Search the material for the word "JSON" and copy each line that holds it.

[Start of Attachment]

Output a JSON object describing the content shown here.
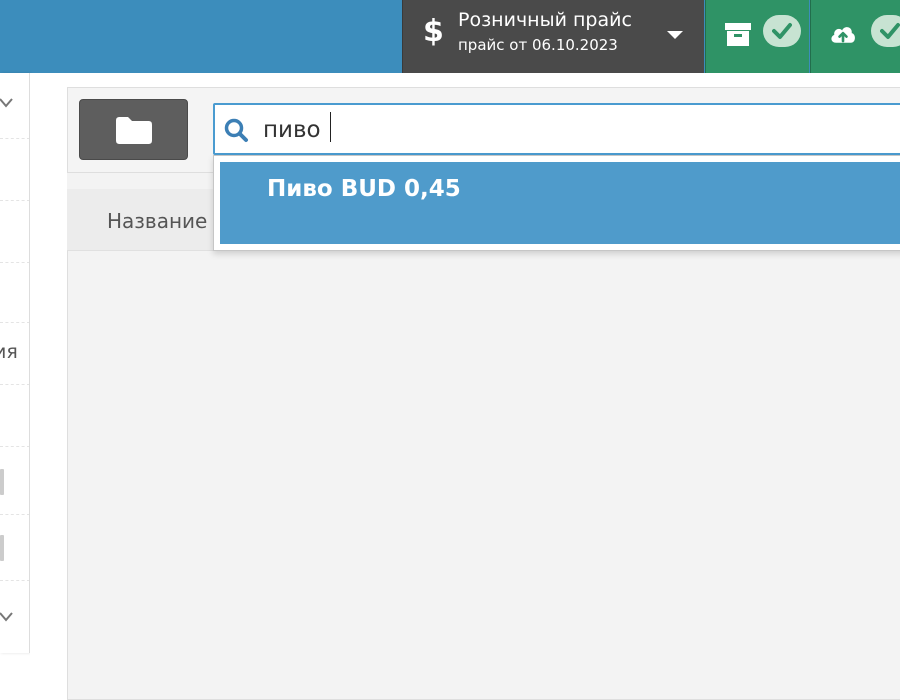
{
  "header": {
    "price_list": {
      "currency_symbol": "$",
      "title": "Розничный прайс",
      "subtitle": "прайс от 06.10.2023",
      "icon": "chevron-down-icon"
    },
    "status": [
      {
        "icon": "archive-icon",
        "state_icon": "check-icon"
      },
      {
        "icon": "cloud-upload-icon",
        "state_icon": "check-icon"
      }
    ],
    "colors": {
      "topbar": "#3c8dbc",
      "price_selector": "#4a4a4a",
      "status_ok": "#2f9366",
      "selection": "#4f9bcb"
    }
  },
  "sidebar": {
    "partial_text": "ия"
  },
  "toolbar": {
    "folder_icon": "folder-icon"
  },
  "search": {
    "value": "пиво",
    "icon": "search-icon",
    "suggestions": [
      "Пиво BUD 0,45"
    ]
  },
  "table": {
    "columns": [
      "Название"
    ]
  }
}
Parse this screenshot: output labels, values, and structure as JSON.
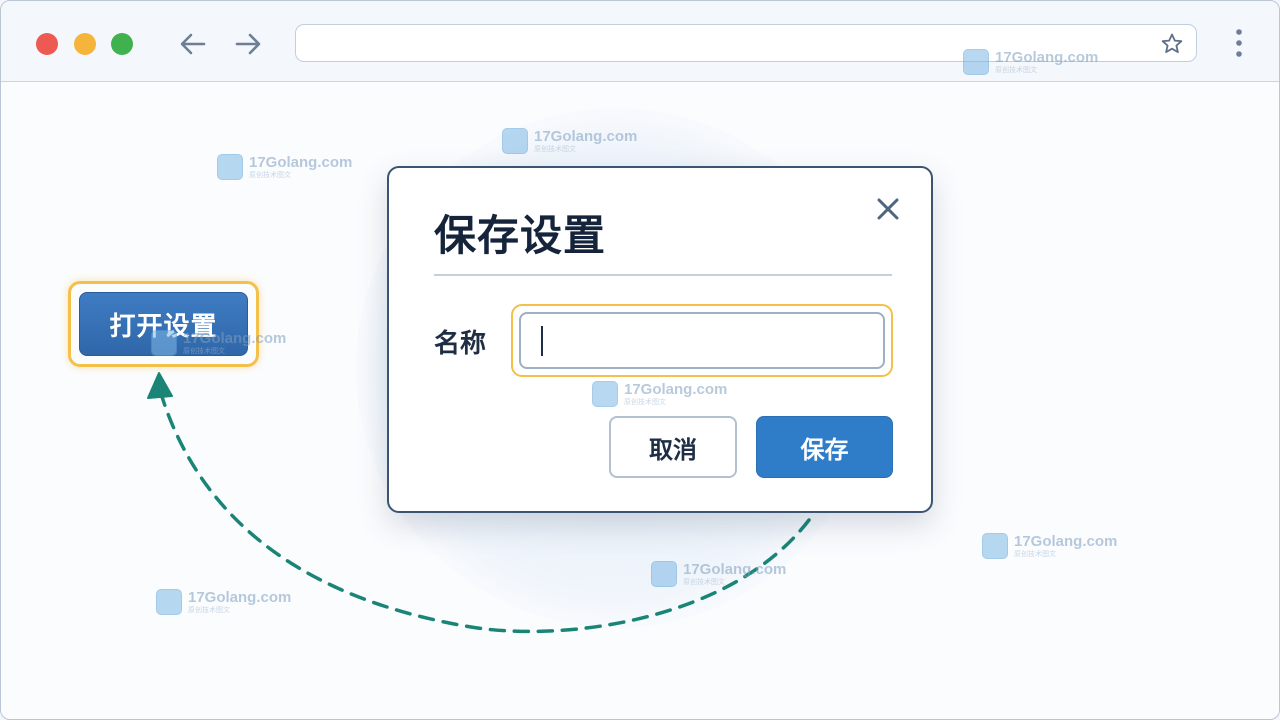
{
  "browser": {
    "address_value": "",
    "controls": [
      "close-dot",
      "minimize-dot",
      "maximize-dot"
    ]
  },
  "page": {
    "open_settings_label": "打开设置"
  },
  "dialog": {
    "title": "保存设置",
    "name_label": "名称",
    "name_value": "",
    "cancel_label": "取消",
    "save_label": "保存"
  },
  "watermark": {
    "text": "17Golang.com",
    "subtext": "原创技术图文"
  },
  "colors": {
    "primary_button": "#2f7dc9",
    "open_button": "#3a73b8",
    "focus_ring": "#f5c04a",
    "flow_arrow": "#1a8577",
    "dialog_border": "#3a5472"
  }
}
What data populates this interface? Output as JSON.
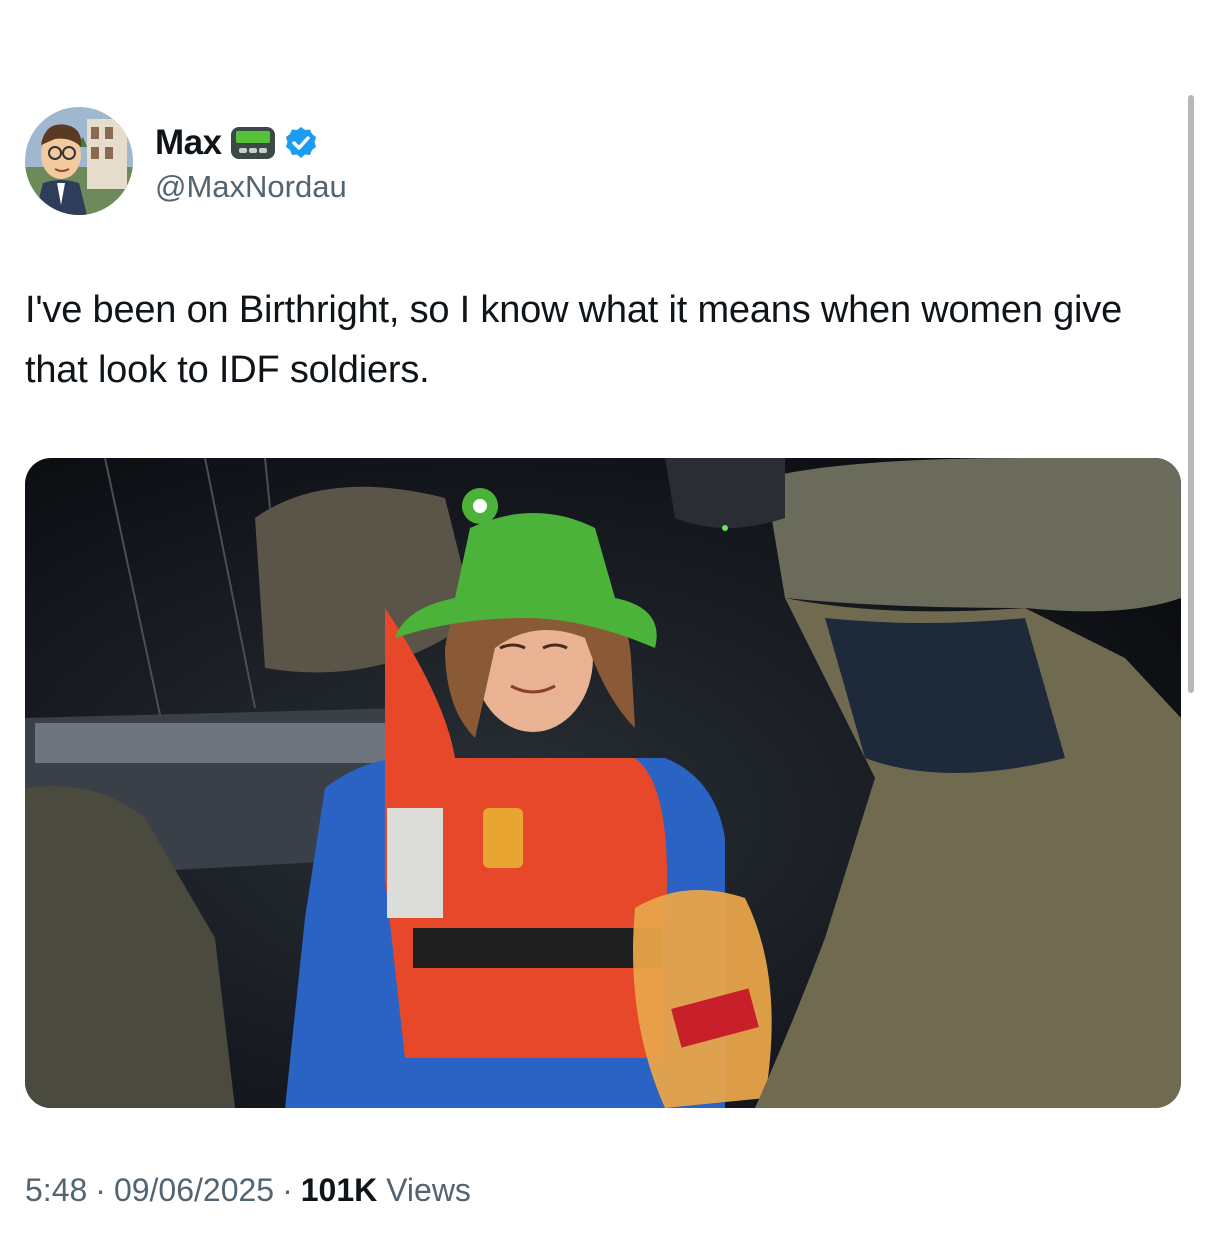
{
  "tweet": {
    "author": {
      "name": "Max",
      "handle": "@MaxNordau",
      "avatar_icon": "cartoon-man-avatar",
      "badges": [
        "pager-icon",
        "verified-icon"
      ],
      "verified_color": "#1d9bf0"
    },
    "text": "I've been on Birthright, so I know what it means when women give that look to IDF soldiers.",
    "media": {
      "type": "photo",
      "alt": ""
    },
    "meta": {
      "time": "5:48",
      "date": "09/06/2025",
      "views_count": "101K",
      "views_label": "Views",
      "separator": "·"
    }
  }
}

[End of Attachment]

**WRITTEN REPLY**
Output a JSON object describing the content shown here.
Parse this screenshot: output labels, values, and structure as JSON.
What data populates this interface? Output as JSON.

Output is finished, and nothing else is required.